Degenkolb was part of a three man break that had emerged ffrom the day's chaos, the otehrs beign Van Avermaet and Yves Lampaert (Quick-Step Floors). 19 seconds behind were another group of dangerous rivals that included Peter Sagan and Phillipe Gilbert.
Degenkolb, who had suffered a near career ending injury when as part of a group of six riders he was hit by a car while out training in southern Spain, was driven by a determination to be on the top step of the podium again:
"In relation to what has happened in the last two years, this is pretty unbelievable. So many people said he's done, he's over, he will never come back. I am so happy to show all these guys who didn't believe me that I am still there, I am still alive. I think that's also what I took out of this accident: that you have to be happy after such a horrible crash that you are still alive, you're still there. I was fighting my way back, and I am so proud.
"This is a very big victory, since a very long time," continued an emotional Degenkolb. "I have been through a lot of things in the past, and it was such a hard time. I want to dedicate this victory to one of my best friends who passed away last winter. This was really something for him because I said no, I am not done. I have to make at least one really big victory him, he was like my second Father"
Porte out of Tour

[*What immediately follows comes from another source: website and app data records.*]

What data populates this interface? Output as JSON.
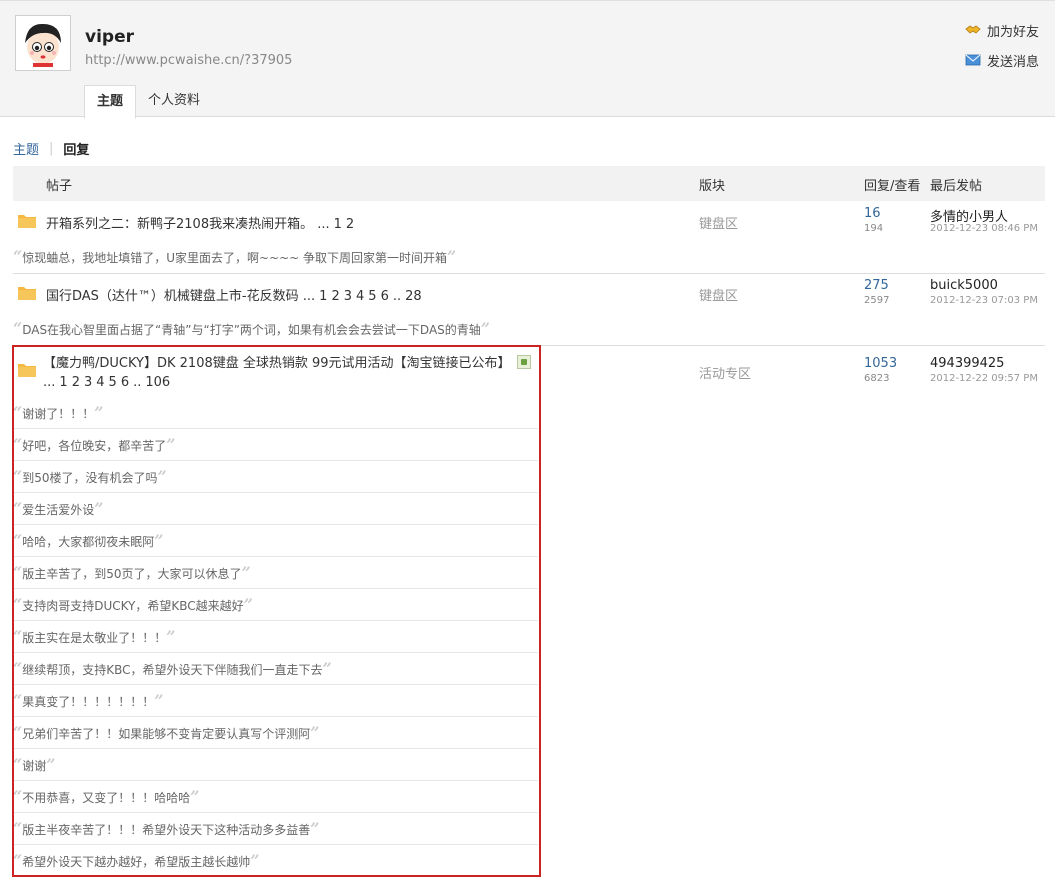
{
  "profile": {
    "username": "viper",
    "url": "http://www.pcwaishe.cn/?37905",
    "add_friend": "加为好友",
    "send_message": "发送消息"
  },
  "tabs": [
    "主题",
    "个人资料"
  ],
  "subnav": {
    "topics": "主题",
    "replies": "回复"
  },
  "table": {
    "headers": {
      "post": "帖子",
      "forum": "版块",
      "reply_view": "回复/查看",
      "last_post": "最后发帖"
    }
  },
  "threads": [
    {
      "title": "开箱系列之二：新鸭子2108我来凑热闹开箱。",
      "pages_prefix": "...",
      "pages": [
        "1",
        "2"
      ],
      "forum": "键盘区",
      "replies": "16",
      "views": "194",
      "last_user": "多情的小男人",
      "last_date": "2012-12-23 08:46 PM",
      "quotes": [
        "惊现蛐总，我地址填错了，U家里面去了，啊~~~~ 争取下周回家第一时间开箱"
      ]
    },
    {
      "title": "国行DAS（达什™）机械键盘上市-花反数码",
      "pages_prefix": "...",
      "pages": [
        "1",
        "2",
        "3",
        "4",
        "5",
        "6",
        "..",
        "28"
      ],
      "forum": "键盘区",
      "replies": "275",
      "views": "2597",
      "last_user": "buick5000",
      "last_date": "2012-12-23 07:03 PM",
      "quotes": [
        "DAS在我心智里面占据了“青轴”与“打字”两个词，如果有机会会去尝试一下DAS的青轴"
      ]
    },
    {
      "title": "【魔力鸭/DUCKY】DK 2108键盘 全球热销款 99元试用活动【淘宝链接已公布】",
      "pages_prefix": "...",
      "pages": [
        "1",
        "2",
        "3",
        "4",
        "5",
        "6",
        "..",
        "106"
      ],
      "forum": "活动专区",
      "replies": "1053",
      "views": "6823",
      "last_user": "494399425",
      "last_date": "2012-12-22 09:57 PM",
      "quotes": [
        "谢谢了！！！",
        "好吧，各位晚安，都辛苦了",
        "到50楼了，没有机会了吗",
        "爱生活爱外设",
        "哈哈，大家都彻夜未眠阿",
        "版主辛苦了，到50页了，大家可以休息了",
        "支持肉哥支持DUCKY，希望KBC越来越好",
        "版主实在是太敬业了！！！",
        "继续帮顶，支持KBC，希望外设天下伴随我们一直走下去",
        "果真变了！！！！！！！",
        "兄弟们辛苦了！！如果能够不变肯定要认真写个评测阿",
        "谢谢",
        "不用恭喜，又变了！！！哈哈哈",
        "版主半夜辛苦了！！！希望外设天下这种活动多多益善",
        "希望外设天下越办越好，希望版主越长越帅"
      ]
    }
  ],
  "colors": {
    "link": "#336699",
    "highlight_border": "#cc2222",
    "folder": "#f4b942"
  },
  "icons": {
    "folder": "folder-icon",
    "image": "image-attachment-icon",
    "handshake": "handshake-icon",
    "envelope": "envelope-icon"
  }
}
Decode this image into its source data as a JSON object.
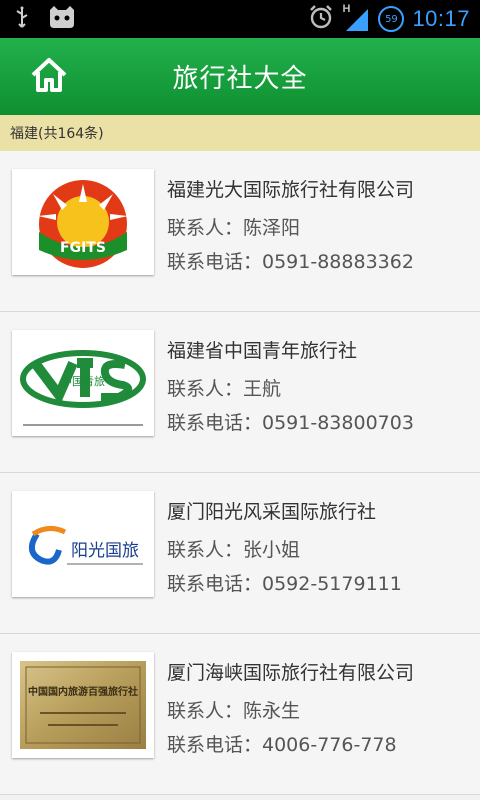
{
  "status_bar": {
    "time": "10:17",
    "network": "H",
    "battery": "59",
    "icons": [
      "usb-icon",
      "android-debug-icon",
      "alarm-icon",
      "signal-icon",
      "battery-icon"
    ]
  },
  "app_bar": {
    "title": "旅行社大全",
    "home_icon": "home-icon"
  },
  "filter": {
    "label": "福建(共164条)"
  },
  "agencies": [
    {
      "name": "福建光大国际旅行社有限公司",
      "contact": "联系人：陈泽阳",
      "phone": "联系电话：0591-88883362",
      "logo_text": "FGITS"
    },
    {
      "name": "福建省中国青年旅行社",
      "contact": "联系人：王航",
      "phone": "联系电话：0591-83800703",
      "logo_text": "中国青旅"
    },
    {
      "name": "厦门阳光风采国际旅行社",
      "contact": "联系人：张小姐",
      "phone": "联系电话：0592-5179111",
      "logo_text": "阳光国旅"
    },
    {
      "name": "厦门海峡国际旅行社有限公司",
      "contact": "联系人：陈永生",
      "phone": "联系电话：4006-776-778",
      "logo_text": "中国国内旅游百强旅行社"
    }
  ],
  "colors": {
    "app_bar": "#1aa43f",
    "filter_bar": "#ebe0a5",
    "status_accent": "#3aa0ff"
  }
}
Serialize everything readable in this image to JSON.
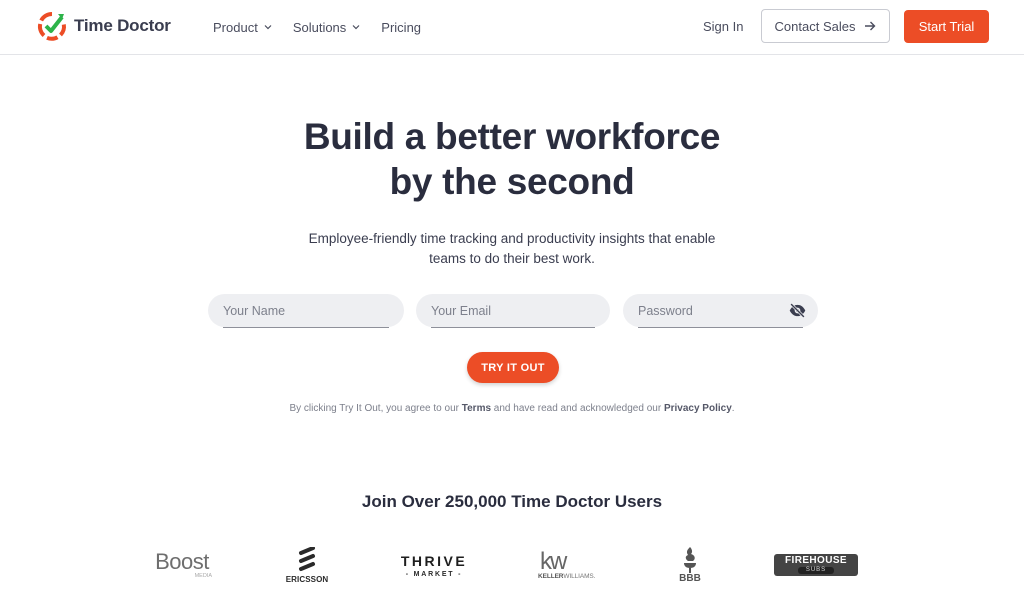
{
  "header": {
    "brand": "Time Doctor",
    "nav": [
      {
        "label": "Product",
        "has_dropdown": true
      },
      {
        "label": "Solutions",
        "has_dropdown": true
      },
      {
        "label": "Pricing",
        "has_dropdown": false
      }
    ],
    "sign_in": "Sign In",
    "contact_sales": "Contact Sales",
    "start_trial": "Start Trial"
  },
  "hero": {
    "title_line1": "Build a better workforce",
    "title_line2": "by the second",
    "subtitle_line1": "Employee-friendly time tracking and productivity insights that enable",
    "subtitle_line2": "teams to do their best work."
  },
  "form": {
    "name": {
      "value": "",
      "placeholder": "Your Name"
    },
    "email": {
      "value": "",
      "placeholder": "Your Email"
    },
    "password": {
      "value": "",
      "placeholder": "Password",
      "visibility_icon": "eye-off-icon"
    },
    "submit": "TRY IT OUT",
    "legal": {
      "prefix": "By clicking Try It Out, you agree to our ",
      "terms": "Terms",
      "middle": " and have read and acknowledged our ",
      "privacy": "Privacy Policy",
      "suffix": "."
    }
  },
  "social_proof": {
    "heading": "Join Over 250,000 Time Doctor Users",
    "logos": {
      "boost": {
        "main": "Boost",
        "sub": "MEDIA"
      },
      "ericsson": {
        "name": "ERICSSON"
      },
      "thrive": {
        "main": "THRIVE",
        "sub": "- MARKET -"
      },
      "keller": {
        "main": "kw",
        "sub_bold": "KELLER",
        "sub_light": "WILLIAMS."
      },
      "bbb": {
        "name": "BBB"
      },
      "firehouse": {
        "main": "FIREHOUSE",
        "sub": "SUBS"
      }
    }
  },
  "colors": {
    "accent": "#ec4d26",
    "logo_green": "#2db34a",
    "text_dark": "#2a2d3e",
    "field_bg": "#eeeff2"
  }
}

BMC's Richie Porte has crashed out of the Tour, breaking a collarbone in a fall even before the cobbled sectors were reached. he was joined by Movistar's José Rojas in hospital.
Crashes brought havoc with Tejay Van Garderen (BMC) and Dylan Groenewegen among the notables. The American lost nearly six minutes to tumble 27 spots to 30th overall.
The GC still has a Van Avermaert at the top, with Geraint Thomas 43" back, and Phillipe Gilbert third.
Stage 9 Video Highlights (courtesy of ASO)
Stage 9 Results
July 7, stage one: Noirmoutier-en-l'Île to Fontenay-le-Comte, 201km
July 8, stage two: Mouilleron-St-Germain to La Roche-sur-Yon, 182.5km
July 9, stage three: Cholet, team time trial, 35.5km
July 10, stage four: La Baule to Sarzeau, 195km
July 11, stage five: Lorient to Quimper, 204.5km
July 12, stage six: Brest to Mûr de Bretagne Guerlédan, 181km
July 13, stage seven: Fougères to Chartres, 231km
July 14, stage eight: Dreux to Amiens Métropole, 181km
July 15, stage nine: Arras to Roubaix, 156.5km
July 16: Rest day (Annecy).
July 17, stage 10: Annecy to Le Grand-Bornand, 158.5km
July 18, stage 11: Albertville to La Rosière Espace San Bernardo, 108.5km
July 19, stage 12: Bourg-St-Maurice Les Arcs to Alpe d’Huez, 175.5km
July 20, stage 13: Bourg d’Oisans to Valence, 169.5km
July 21, stage 14: St-Paul-Trois-Châteaux to Mende, 188km
July 22, stage 15: Millau to Carcassonne, 181.5km
July 23: Rest day (Carcassonne/Bagnères-de-Luchon)
July 24, stage 16: Carcassonne to Bagnères-de-Luchon, 218km
July 25, stage 17: Bagnères-de-Luchon to Saint-Lary-Soulan, 65km
July 26, stage 18: Trie-sur-Baïse to Pau, 171km
July 27, stage 19: Lourdes to Laruns, 200.5km
July 28, stage 20: Saint-Pée-sur-Nivelle to Espelette; individual time trial, 31km
July 29, stage 21: Houilles to Paris Champs-Élysées, 116km